Ultimately, it’s common knowledge that you have to be open to feeling slightly uncomfortable during a bulk, but it shouldn’t get to a point where you feel paralyzed psychologically or physically immobile and you should mitigate excessive body fat.
When is a Mini Cut Inappropriate?
3 – 6 months post contest or stage show. The main priority after a show is to ensure that your metabolic health and hormones improve back to optimal levels.
After binge eating – Mini cutting isn’t a logical response to binge eating.
If you’re already exceptionally lean. If you track your body fat percentages, it would be around the 10 – 13% range for Males and 13 – 16% range for Females.
Mini Cut Model
Following this model will help you structure your mini cut in a safe and effective way.
The box on the left indicates that you start your mini cut in a 10 – 20% deficit. You can run that block for as short as 4 weeks and as long as 8 weeks. The shorter the block, the more aggressive you can afford to be (within the suggested range) with your calorie deficit. Please note, if you’re going to do a longer deficit (say 8 weeks) make sure you remain on the more conservative side of that deficit. The minimum recommended time for the first block is a 4 week deficit. There are rare circumstances where a 14 day “mini cut” may be of benefit (possibly to increase hunger signals and improve appetite), but in our experience the most effective mini cuts last for a minimum duration of 4 weeks.
The box in the middle outlines the suggested ranges and parameters for a diet break. We recommend that diet breaks are introduced immediately after the deficit block. Effectively this means it can be taken as early as week 5 or as late as week 9, and calorie intake should be calculated at maintenance calories.
The box on the right indicates the “rinse and repeat” process. This would be calculated in a very similar process to the first block, but would account for the following:
- Lower Body Fat
- Lower Scale Weight
- Mitigating Metabolic Adaptations that may have occurred from the start

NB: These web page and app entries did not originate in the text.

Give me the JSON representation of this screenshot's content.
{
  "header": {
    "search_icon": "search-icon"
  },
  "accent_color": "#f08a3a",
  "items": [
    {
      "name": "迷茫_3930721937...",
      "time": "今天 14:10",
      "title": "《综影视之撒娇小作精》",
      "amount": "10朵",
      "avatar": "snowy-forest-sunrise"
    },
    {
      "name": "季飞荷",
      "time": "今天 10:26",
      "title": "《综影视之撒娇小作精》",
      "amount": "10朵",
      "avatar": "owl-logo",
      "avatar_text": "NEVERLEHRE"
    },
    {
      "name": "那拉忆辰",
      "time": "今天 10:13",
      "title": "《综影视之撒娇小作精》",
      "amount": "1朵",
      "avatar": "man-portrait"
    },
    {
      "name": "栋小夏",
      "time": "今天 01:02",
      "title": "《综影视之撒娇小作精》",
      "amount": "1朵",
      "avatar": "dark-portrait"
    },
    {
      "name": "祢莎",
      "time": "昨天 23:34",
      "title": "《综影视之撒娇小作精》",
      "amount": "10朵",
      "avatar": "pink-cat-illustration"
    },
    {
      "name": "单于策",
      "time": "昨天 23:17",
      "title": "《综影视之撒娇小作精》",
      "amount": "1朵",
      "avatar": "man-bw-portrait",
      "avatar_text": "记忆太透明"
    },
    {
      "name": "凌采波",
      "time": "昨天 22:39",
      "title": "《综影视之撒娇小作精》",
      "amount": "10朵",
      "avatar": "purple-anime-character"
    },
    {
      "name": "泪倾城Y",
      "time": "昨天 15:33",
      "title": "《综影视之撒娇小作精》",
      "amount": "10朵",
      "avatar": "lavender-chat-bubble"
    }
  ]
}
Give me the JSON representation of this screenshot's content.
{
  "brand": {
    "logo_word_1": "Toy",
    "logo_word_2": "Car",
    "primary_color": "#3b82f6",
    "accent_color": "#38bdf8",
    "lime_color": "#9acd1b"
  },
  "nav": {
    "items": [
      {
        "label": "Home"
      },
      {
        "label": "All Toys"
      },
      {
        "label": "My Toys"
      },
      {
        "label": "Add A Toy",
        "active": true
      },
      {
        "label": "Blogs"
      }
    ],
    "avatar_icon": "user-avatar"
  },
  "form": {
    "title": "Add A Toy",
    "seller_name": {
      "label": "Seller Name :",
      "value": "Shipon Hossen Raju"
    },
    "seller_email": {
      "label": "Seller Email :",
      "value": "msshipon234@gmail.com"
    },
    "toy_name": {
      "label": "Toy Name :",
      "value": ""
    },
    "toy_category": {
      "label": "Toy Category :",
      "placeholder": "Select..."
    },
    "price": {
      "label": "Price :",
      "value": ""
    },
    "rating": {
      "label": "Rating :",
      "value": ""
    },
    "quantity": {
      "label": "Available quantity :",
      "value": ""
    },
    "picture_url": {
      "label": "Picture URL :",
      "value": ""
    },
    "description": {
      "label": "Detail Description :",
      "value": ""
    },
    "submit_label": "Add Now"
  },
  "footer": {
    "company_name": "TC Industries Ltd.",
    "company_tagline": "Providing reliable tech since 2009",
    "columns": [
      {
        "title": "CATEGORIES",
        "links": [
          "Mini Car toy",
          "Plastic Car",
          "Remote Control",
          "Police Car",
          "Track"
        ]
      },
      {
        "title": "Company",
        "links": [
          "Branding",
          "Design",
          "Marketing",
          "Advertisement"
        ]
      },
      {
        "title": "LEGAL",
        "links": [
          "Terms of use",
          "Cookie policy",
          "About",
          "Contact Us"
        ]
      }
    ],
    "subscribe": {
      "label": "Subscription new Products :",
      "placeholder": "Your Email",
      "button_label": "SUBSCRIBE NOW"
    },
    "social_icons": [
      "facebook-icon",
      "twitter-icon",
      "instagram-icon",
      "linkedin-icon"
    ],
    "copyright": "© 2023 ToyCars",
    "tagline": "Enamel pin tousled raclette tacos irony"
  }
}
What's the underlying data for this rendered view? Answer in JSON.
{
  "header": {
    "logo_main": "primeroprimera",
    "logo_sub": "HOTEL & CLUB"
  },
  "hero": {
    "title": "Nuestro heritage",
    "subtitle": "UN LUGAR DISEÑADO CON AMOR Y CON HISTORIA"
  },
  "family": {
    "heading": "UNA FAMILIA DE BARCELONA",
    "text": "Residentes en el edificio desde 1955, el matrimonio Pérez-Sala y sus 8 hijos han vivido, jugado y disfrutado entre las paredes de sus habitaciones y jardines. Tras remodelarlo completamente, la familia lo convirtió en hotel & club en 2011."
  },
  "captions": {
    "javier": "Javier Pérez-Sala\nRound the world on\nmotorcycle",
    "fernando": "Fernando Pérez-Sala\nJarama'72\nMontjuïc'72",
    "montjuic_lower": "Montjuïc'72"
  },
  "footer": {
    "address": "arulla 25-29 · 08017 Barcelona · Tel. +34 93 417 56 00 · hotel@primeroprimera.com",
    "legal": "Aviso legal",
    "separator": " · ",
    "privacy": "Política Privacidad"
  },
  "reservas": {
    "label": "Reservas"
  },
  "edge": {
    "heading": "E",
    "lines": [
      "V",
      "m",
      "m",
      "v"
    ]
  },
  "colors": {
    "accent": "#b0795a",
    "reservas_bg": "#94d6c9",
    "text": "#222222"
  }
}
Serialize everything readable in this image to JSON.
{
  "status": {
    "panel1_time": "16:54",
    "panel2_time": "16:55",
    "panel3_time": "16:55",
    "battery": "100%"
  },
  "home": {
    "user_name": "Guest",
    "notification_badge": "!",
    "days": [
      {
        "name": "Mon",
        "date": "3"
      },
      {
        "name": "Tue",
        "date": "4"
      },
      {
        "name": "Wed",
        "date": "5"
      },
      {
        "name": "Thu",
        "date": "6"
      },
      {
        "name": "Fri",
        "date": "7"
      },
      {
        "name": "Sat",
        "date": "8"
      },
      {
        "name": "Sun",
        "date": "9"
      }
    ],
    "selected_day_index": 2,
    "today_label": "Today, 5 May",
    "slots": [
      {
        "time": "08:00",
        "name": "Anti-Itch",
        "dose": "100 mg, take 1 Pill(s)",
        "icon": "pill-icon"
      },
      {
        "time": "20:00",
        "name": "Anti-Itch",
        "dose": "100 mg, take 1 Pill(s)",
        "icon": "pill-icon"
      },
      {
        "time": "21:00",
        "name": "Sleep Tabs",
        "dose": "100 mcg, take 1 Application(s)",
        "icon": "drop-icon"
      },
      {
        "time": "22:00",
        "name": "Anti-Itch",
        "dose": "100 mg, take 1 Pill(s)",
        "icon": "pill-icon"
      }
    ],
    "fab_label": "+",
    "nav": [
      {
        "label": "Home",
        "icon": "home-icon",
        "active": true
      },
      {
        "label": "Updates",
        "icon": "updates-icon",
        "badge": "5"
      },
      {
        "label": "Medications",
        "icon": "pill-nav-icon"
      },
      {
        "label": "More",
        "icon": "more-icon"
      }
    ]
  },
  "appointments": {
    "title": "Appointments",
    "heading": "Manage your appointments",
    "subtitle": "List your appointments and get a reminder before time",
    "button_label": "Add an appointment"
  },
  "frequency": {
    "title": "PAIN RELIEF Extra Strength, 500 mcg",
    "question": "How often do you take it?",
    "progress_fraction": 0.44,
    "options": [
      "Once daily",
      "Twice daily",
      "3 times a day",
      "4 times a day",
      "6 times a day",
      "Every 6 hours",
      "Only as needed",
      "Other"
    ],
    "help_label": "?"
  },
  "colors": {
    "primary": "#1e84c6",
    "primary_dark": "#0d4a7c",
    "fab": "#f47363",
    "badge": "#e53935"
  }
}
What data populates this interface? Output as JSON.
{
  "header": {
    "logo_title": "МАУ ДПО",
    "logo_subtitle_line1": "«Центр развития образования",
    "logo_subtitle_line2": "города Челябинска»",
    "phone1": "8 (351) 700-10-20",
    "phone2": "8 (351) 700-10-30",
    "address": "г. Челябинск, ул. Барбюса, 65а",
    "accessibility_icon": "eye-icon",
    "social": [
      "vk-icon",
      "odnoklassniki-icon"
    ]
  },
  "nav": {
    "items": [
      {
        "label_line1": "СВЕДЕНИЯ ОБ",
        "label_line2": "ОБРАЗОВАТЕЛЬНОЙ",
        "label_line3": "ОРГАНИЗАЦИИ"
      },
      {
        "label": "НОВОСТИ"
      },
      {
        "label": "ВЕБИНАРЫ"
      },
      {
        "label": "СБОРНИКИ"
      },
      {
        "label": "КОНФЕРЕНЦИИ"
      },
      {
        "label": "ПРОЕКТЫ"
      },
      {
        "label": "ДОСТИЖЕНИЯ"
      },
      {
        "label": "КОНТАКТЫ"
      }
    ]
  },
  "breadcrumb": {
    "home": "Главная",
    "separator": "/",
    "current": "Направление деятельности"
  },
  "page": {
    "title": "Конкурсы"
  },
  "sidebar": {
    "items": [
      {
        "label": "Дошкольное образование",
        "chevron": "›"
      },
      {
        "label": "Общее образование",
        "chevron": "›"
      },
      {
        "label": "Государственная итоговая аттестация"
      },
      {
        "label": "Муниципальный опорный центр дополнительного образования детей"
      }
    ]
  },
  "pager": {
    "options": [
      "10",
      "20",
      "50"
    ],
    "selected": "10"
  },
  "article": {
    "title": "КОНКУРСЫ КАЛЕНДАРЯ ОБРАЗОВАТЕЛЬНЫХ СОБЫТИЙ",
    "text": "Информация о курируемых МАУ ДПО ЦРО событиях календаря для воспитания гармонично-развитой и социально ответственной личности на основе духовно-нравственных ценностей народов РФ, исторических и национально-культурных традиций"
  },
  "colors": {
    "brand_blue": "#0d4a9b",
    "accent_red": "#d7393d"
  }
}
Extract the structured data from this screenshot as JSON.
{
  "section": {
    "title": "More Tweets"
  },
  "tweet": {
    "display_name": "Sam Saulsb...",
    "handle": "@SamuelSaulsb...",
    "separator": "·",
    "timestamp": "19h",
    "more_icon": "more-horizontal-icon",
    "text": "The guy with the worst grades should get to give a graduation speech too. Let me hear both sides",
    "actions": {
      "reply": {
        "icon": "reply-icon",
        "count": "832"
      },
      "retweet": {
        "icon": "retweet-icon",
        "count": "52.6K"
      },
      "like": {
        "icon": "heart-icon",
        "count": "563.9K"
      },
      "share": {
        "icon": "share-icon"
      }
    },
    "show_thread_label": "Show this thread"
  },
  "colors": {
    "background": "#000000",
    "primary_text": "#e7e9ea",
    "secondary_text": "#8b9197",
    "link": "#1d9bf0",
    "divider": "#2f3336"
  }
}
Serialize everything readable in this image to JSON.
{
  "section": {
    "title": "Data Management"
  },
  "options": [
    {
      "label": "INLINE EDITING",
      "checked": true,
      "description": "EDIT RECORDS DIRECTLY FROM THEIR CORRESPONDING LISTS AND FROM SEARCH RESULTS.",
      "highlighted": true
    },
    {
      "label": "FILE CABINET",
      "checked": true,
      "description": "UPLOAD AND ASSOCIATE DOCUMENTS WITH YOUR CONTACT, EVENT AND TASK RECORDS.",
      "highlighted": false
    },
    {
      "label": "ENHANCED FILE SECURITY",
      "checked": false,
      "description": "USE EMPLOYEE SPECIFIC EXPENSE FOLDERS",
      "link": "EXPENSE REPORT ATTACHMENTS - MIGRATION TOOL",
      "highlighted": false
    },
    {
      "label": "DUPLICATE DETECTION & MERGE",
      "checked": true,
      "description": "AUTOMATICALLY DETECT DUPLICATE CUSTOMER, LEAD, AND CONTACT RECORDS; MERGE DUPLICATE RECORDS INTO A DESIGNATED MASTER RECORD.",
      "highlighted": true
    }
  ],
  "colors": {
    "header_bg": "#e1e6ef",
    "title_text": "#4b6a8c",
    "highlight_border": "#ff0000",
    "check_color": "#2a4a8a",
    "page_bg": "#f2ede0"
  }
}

The result would be a repeat of the first cycle with slightly lower calories, and a new “maintenance” point would be established based on new data.